Where is Jerome?
Should auld acquaintance be forgot,
And never brought to mind?
Should auld acquaintance be forgot,
And days o’ lang syne!
Should we forget our former friends
By whom we set great store?
Should we forget the friends we've met
And the brave days of yore?
This year’s gone. I shall never see it again and I write this for myself and for you who are given to thinking…to introspection.
Today, I sit, creator of this and that and with a reputation for good things and maybe some bad ones, and still in search of my first one million dollars. And I remember.
I remember the friends of my childhood, who walked the dusty streets of Surulere with me and are now gone to other realms. Today, I remember Femi Sadiq who smiled through our early years, Rashidi ‘Rash Boots’ Thanni who played football like a dream and shared childhood dreams with me, Segun Idowu with a sense of humour that could make you laugh at anything, Etekamba ‘wow and whadoo, ya know’, gone now, fallen asleep in a place where I will not follow yet. When it is time to meet with you again, will I recognize you?
I remember Dokun, and I think about how life can be unfair.
I remember Ayo-wole who visited for three days and taught me lessons I never knew my heart could accept.
And my big brothers Olusola and Oluyinka who looked out for me as I grew and taught me many lessons, by word and deed. And my older sisters, Olufunmilayo and Olubande, who were proud of me as a dusty-footed urchin, and whom I have since given reason for this pride. All four of whom read as if books and comics were going out of fashion and placed a desire in me I have not lost since.
And I remember my father, Supremo. And I am silent. And thankful. And very sad.
And I remember some of the boys from the street who’ve done good- kole banjo, femi adepitan, etop esen, bola and tope ogunseye, boma iruene, niyi oluwole, bobby ‘don soleonzo’ adeshipo…spread around the world for many, many years, and those cold harmattan mornings will never come again, where we all huddled and dreamed Aladdin’s dreams and played cowboys and Indians and police and t‘ief. Twenty children cannot stay together for twenty years
And I remember Jerome who would join the Shell Club boys as we played our daily football from 4pm to 6pm at Shell Club (now Eagle club), at the NPA sports ground, at Jalupon, at the Union Bank Sports Ground.
Jerome, who would drop the tray full of bread he had been sent out to sell and play football with us till nightfall.

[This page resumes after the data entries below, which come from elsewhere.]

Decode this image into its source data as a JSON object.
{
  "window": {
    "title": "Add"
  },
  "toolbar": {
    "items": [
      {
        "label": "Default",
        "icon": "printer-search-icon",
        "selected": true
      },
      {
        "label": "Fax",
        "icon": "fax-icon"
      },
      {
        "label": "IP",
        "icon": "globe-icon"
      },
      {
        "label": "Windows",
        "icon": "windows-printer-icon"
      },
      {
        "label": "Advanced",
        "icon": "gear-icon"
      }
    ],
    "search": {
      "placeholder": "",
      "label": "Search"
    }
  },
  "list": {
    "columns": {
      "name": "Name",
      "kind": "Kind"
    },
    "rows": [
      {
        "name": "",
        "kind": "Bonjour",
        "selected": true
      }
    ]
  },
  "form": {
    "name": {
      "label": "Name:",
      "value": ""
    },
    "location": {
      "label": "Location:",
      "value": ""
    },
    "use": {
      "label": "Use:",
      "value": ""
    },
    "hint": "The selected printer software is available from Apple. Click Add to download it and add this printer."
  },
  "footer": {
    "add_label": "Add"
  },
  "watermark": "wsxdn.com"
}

He was our friend. We never bought the bread, seeing we were just kids who would have supper waiting at home, but we would place the tray carefully some distance from the goal posts and play… and play. I do not think his parents ever profited from that bread. He would go to school in the morning and detour in the early evening sun of Shell Club, to play. Well done, Jerome, for not allowing your childhood to be stolen. And I remember soji wey and kelechi ejiogwu whose fences we would climb to get to the field. And suraju, who would take the football if he was displeased with any decision and run. Out of the pitch, out of the sports ground, through strange streets, ball under arm, ten of us in pursuit. I do not know if I will recognize you now, Jerome, if we pass by each other on the streets but you are my friend.
And I am grateful for many good memories and dreams that have come true and those still continuing to. They are important to me.
May the future be all we want it to be.
(photo- Jaekel House in the Railway Compound at Ebute-Metta now preserved for historical purposes)